Perhaps the greatest lesson that should be taken from the fiasco of the 16-day federal government shutdown is that it should not happen again.
But whether enough lawmakers have learned that lesson remains to be seen.
The agreement that ended the shutdown stalemate funds government operations through Jan. 15 and extends the federal government’s borrowing authority until Feb. 7. During the next few months, negotiators from the Democratically-controlled U.S. Senate and Republican-controlled U.S. House have been tasked with hammering out some sort of compromise longterm spending plan.
The shutdown cost the U.S. economy about $24 billion, according to a report by Standard & Poor’s. It rattled consumer confidence, shook the bond markets and sent shock waves throughout the world economy. And during those 16 days, hundreds of thousands of federal workers and contractors were furloughed without pay, national parks and memorials were shuttered and millions of poor and disabled people saw their crucial federal benefits delayed or imperiled.
Now is not the time to assign blame for the shutdown or pick a winner of its resolution, for there were clearly no winners in the entire sad episode – only losers.
The end of the shutdown brings with it no certain, clear benefits to the longterm health of the economy, for nothing was resolved by the deal that ended it. The steadfast differences between the parties remain, almost certain to come to a head once again as the new deadlines approach.

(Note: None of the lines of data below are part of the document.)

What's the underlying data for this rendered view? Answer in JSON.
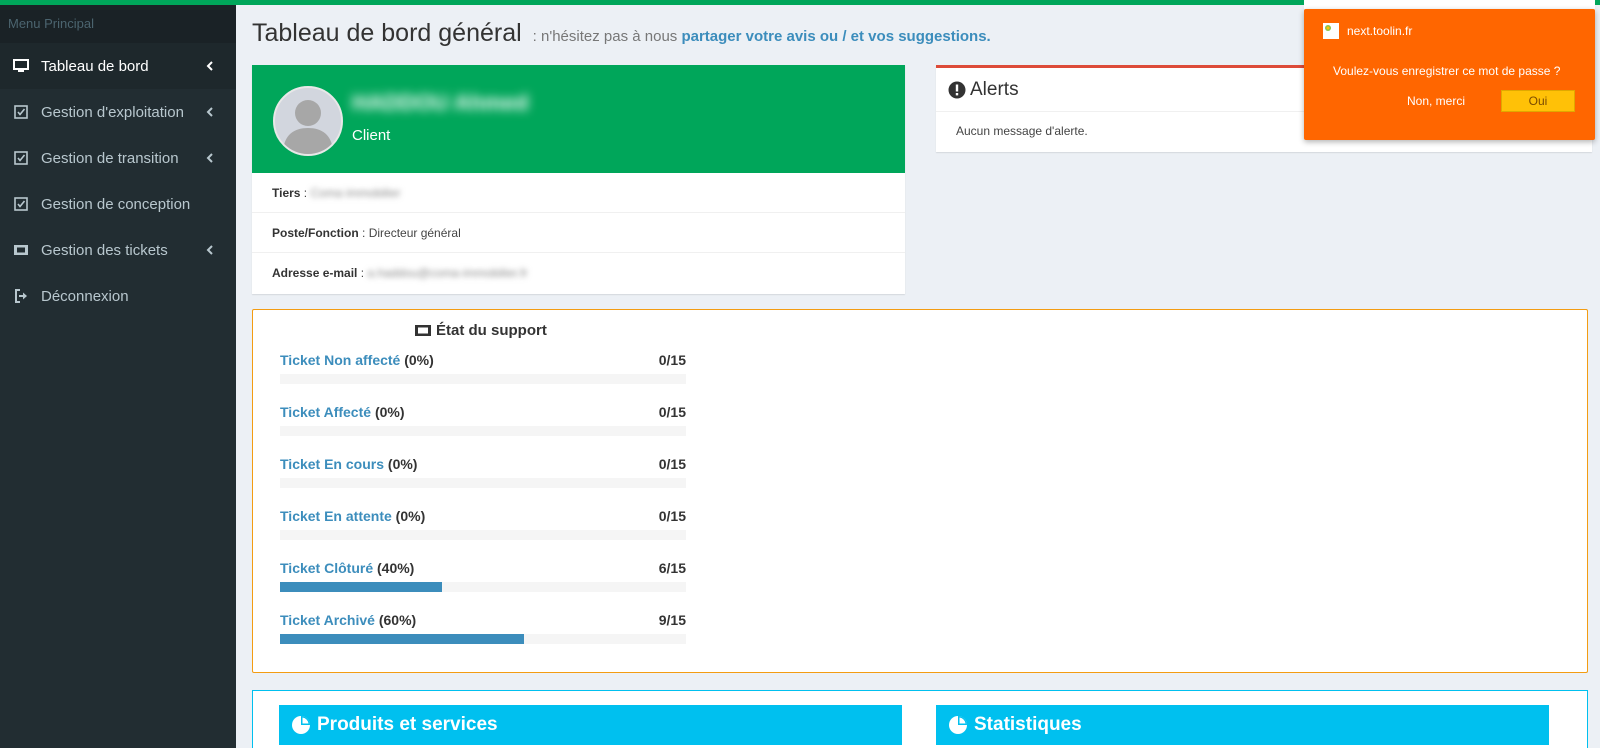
{
  "sidebar": {
    "header": "Menu Principal",
    "items": [
      {
        "label": "Tableau de bord",
        "icon": "monitor-icon"
      },
      {
        "label": "Gestion d'exploitation",
        "icon": "checkbox-icon"
      },
      {
        "label": "Gestion de transition",
        "icon": "checkbox-icon"
      },
      {
        "label": "Gestion de conception",
        "icon": "checkbox-icon"
      },
      {
        "label": "Gestion des tickets",
        "icon": "ticket-icon"
      },
      {
        "label": "Déconnexion",
        "icon": "sign-out-icon"
      }
    ]
  },
  "header": {
    "title": "Tableau de bord général",
    "subtitle_prefix": ": n'hésitez pas à nous",
    "subtitle_link": "partager votre avis ou / et vos suggestions."
  },
  "profile": {
    "name": "HADDOU Ahmed",
    "role": "Client",
    "tiers_label": "Tiers",
    "tiers_value": "Coma immobilier",
    "poste_label": "Poste/Fonction",
    "poste_value": "Directeur général",
    "email_label": "Adresse e-mail",
    "email_value": "a.haddou@coma-immobilier.fr"
  },
  "alerts": {
    "title": "Alerts",
    "message": "Aucun message d'alerte."
  },
  "password_popup": {
    "site": "next.toolin.fr",
    "question": "Voulez-vous enregistrer ce mot de passe ?",
    "no_label": "Non, merci",
    "yes_label": "Oui"
  },
  "support": {
    "title": "État du support",
    "tickets": [
      {
        "name": "Ticket Non affecté",
        "pct": "(0%)",
        "count": "0/15",
        "fraction": 0.0
      },
      {
        "name": "Ticket Affecté",
        "pct": "(0%)",
        "count": "0/15",
        "fraction": 0.0
      },
      {
        "name": "Ticket En cours",
        "pct": "(0%)",
        "count": "0/15",
        "fraction": 0.0
      },
      {
        "name": "Ticket En attente",
        "pct": "(0%)",
        "count": "0/15",
        "fraction": 0.0
      },
      {
        "name": "Ticket Clôturé",
        "pct": "(40%)",
        "count": "6/15",
        "fraction": 0.4
      },
      {
        "name": "Ticket Archivé",
        "pct": "(60%)",
        "count": "9/15",
        "fraction": 0.6
      }
    ]
  },
  "bottom": {
    "products_title": "Produits et services",
    "stats_title": "Statistiques"
  },
  "colors": {
    "accent_green": "#00a65a",
    "link_blue": "#3c8dbc",
    "sidebar_bg": "#222d32",
    "popup_orange": "#ff6600",
    "info_cyan": "#00c0ef"
  }
}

The political gridlock that has gripped Congress has brought the effectiveness of that body to a halt and almost entirely eliminated lawmakers’ ability to accomplish anything. Members of the Senate and House must find a way to work to resolve their differences in the best interests of the country. While politicians of good faith and competing philosophies will always disagree, it is not only their job but their duty to find common ground.